Getting an apartment as a gaijin is a bit trickier than I expected. Barring the language, there are so many little details to consider. If you are ever interested in moving to Tokyo, here are a few key pieces of advice you’ll need to have under your belt:
1. Speak Japanese.
2. Don’t have a cat.
3. Shrink yourself.
And when I say “little” I mean you’ll have to get used to the idea of small spaces.
My apartment in Shanghai was fairly sizeable. I got used to a three bedroom, two bathroom apartment overlooking Xujiahui. I was paying around $2000 for about 170 sq/m, and yeah that was a deal. For almost the same amount of money, we’re tucking into a 47 sq/m box. And that’s pretty reasonable.
There are plenty of nice, small places to be had, for sure. But when you say you have a cat in tow, your options become severely limited.
Basically, the landscape looks like this:
It's also tough to find a good place in Tokyo now because so many people move this time of year. In Japan, April is the end of the fiscal year, so people find out a) they have a new job because of a re-org b) they have a better job because they got a promotion or c) they have no job. So there’s movement.
Luckily, Ann and I landed in Shimokitazawa, a super cool neighborhood just 15 minutes from Shibuya. It’s full of awesome. Even among the sea of cool places to live in Tokyo, Shimo is quite unique: it has a village vibe with an almost painful hipster sheen, but it’s actually a lot less pretentious than it seems. It’s pretty real. (Ok fine, Bear Pond Espresso is painfully hip. But it’s because they care, man.)
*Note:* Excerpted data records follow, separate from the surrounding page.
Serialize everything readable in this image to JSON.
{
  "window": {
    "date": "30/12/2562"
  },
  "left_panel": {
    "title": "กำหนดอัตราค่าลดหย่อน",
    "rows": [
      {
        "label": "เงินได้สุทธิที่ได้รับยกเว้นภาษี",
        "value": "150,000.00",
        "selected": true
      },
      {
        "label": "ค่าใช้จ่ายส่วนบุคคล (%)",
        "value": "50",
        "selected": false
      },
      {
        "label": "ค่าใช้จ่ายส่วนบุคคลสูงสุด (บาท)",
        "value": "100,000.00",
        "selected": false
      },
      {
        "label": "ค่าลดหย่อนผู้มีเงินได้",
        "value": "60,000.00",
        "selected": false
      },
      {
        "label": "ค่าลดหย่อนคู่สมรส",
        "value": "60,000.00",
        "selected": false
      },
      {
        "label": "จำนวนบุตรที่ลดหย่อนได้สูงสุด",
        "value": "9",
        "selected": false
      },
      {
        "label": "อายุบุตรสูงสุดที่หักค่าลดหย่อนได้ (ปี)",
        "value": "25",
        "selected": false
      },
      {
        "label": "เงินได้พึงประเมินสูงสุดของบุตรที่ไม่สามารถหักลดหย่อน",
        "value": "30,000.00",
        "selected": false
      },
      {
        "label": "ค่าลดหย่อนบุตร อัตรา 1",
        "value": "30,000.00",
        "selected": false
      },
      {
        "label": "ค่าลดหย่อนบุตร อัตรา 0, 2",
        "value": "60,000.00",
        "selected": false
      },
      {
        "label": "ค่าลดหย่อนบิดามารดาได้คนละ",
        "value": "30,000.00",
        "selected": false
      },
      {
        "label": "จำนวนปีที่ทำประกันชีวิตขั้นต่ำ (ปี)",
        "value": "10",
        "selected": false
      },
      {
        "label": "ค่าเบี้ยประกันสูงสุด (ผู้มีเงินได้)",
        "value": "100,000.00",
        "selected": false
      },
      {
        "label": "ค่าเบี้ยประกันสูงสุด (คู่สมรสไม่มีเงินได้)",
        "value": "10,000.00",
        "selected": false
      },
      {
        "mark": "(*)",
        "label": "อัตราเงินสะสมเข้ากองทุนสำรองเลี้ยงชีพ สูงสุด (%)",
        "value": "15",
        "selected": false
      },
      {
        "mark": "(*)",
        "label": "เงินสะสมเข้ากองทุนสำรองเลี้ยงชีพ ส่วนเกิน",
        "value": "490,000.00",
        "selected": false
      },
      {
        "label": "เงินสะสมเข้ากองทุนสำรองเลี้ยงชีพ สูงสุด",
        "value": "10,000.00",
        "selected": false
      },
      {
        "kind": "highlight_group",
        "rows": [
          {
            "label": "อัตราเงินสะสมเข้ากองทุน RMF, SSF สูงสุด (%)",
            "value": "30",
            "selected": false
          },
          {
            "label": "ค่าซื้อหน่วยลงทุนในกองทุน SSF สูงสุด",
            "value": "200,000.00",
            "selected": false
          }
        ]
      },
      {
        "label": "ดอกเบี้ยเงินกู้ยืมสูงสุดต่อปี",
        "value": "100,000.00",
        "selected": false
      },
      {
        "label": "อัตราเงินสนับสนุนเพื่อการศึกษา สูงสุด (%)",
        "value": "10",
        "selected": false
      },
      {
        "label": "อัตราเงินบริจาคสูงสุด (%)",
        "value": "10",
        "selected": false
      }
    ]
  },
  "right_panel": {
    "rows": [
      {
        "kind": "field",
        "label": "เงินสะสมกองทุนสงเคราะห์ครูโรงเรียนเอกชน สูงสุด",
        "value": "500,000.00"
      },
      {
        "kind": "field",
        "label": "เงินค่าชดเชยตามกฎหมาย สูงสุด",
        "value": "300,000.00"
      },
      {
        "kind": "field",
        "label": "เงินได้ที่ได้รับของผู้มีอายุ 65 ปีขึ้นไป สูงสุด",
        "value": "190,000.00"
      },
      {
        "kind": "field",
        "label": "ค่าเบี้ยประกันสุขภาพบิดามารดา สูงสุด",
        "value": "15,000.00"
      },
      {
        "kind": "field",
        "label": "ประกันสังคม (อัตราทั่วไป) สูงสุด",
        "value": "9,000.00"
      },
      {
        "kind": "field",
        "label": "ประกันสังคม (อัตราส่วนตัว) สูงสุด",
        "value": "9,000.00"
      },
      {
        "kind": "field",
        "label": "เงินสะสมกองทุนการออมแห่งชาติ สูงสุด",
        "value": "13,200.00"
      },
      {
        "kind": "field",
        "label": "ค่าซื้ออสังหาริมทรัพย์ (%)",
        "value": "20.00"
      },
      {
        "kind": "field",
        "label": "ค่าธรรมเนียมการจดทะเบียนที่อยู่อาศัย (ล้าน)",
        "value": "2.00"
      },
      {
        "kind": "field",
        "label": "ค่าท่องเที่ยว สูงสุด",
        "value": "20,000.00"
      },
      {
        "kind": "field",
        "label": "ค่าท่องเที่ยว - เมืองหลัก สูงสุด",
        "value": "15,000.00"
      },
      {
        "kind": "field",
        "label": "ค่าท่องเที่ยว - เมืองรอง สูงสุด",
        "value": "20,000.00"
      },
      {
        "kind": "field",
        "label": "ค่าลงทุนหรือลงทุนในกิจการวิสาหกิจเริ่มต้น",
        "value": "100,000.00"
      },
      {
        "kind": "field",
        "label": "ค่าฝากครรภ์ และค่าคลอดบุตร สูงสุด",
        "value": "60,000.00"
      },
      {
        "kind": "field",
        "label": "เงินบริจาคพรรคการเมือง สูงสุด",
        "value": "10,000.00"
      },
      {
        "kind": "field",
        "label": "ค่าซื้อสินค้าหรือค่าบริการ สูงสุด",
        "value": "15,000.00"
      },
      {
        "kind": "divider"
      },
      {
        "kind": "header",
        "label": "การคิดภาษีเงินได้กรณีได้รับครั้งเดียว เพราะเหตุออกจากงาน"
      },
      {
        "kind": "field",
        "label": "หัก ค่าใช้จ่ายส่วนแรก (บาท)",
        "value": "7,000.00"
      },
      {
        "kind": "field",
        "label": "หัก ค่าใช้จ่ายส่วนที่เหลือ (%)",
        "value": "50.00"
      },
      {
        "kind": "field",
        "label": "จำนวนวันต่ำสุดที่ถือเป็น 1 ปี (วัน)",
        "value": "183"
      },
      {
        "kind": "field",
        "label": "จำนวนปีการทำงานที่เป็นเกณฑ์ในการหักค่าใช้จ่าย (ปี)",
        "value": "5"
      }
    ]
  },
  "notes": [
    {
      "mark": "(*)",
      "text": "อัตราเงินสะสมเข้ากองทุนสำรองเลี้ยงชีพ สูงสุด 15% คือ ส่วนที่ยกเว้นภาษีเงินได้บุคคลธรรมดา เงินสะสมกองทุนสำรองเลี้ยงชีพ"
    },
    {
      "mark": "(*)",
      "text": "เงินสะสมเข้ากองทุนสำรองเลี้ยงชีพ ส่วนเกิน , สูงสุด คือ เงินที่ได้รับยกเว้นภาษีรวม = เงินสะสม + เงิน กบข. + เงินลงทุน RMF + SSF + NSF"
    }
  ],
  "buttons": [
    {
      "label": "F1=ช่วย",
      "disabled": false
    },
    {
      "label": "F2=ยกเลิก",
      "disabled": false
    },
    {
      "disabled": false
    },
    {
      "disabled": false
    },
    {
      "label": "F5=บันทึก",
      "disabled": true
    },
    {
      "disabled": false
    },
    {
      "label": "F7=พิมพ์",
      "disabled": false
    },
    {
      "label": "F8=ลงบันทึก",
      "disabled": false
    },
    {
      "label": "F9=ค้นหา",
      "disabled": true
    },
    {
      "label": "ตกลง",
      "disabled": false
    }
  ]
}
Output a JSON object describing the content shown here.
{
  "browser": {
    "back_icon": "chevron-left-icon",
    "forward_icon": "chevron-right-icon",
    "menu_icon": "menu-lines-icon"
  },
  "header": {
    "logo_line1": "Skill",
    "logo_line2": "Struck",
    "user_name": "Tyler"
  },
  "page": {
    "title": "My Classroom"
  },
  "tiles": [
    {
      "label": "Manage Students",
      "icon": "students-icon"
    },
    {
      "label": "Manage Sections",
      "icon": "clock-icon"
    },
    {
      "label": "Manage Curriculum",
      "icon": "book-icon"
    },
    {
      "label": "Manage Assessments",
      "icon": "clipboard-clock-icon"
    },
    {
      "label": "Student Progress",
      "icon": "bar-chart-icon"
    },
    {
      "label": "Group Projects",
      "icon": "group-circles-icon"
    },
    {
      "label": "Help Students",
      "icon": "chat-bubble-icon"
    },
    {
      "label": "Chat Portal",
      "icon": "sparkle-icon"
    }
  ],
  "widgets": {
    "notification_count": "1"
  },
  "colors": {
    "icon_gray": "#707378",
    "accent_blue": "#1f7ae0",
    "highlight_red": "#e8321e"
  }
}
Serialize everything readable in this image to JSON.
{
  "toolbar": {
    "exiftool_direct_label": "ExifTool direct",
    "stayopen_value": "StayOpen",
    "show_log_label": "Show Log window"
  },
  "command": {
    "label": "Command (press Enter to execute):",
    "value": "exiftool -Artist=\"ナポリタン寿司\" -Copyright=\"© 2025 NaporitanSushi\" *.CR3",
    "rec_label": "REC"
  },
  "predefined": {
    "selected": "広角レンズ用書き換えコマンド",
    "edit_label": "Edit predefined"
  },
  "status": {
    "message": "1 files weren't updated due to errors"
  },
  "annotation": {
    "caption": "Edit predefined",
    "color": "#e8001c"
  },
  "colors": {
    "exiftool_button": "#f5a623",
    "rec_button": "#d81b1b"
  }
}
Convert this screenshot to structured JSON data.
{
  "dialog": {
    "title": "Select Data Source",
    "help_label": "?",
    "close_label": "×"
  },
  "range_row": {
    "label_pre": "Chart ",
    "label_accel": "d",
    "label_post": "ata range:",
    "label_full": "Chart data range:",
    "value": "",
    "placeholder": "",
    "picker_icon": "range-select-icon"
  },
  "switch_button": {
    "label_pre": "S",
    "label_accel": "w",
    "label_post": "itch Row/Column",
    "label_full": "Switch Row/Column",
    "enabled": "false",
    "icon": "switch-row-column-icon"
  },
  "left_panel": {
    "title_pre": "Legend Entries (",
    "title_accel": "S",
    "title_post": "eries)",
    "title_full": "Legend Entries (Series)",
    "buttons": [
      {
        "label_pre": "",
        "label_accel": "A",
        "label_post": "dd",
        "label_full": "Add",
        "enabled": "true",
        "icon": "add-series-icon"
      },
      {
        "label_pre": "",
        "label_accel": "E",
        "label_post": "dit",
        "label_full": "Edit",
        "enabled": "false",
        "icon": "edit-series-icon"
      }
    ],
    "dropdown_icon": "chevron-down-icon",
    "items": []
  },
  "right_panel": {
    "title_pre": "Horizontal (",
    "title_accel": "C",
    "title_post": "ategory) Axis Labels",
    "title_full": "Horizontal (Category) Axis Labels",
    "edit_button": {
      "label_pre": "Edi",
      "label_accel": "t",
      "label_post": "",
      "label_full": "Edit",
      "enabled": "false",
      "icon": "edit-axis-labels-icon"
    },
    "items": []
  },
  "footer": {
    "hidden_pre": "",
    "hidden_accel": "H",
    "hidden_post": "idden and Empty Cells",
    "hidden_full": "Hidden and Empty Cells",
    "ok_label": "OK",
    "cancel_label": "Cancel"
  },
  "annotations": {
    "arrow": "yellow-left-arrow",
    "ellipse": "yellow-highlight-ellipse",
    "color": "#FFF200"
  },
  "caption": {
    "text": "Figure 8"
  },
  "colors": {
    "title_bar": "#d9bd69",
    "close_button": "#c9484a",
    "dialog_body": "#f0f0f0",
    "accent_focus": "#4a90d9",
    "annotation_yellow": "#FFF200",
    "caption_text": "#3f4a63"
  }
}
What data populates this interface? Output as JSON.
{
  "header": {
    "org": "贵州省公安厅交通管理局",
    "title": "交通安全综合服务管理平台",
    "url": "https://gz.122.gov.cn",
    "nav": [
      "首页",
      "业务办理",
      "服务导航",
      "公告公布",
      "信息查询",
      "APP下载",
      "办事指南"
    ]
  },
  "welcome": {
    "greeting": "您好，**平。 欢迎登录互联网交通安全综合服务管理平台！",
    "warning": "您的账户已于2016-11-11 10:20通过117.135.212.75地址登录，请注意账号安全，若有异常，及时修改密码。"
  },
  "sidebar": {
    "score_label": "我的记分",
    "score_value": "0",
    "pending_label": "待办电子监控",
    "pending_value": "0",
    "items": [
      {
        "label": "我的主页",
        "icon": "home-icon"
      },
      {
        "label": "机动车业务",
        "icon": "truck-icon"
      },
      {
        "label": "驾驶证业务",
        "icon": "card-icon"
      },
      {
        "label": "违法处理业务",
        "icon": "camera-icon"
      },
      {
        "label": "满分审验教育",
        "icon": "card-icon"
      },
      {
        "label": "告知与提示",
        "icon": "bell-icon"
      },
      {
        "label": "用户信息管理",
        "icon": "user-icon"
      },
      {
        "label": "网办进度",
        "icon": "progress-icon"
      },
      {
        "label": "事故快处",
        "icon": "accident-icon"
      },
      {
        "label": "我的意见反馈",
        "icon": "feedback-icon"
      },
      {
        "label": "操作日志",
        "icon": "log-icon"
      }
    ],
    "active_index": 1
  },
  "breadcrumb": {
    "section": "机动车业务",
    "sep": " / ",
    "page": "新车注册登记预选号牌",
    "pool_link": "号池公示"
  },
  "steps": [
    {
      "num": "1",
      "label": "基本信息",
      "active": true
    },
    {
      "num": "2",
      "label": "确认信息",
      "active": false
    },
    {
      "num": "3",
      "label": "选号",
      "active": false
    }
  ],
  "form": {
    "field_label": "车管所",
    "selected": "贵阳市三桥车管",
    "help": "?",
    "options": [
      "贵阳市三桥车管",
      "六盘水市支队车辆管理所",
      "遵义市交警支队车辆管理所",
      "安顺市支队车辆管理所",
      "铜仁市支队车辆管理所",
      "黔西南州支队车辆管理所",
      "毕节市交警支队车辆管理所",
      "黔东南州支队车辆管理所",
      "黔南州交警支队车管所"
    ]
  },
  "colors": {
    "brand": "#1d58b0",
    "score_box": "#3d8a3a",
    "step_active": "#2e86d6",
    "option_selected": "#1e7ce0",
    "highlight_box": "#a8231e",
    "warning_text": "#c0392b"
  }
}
The view from our place is spectacular:
The neighborhood is awesome:
There’s so much more to explore and to share, but we are quite happy to finally be here.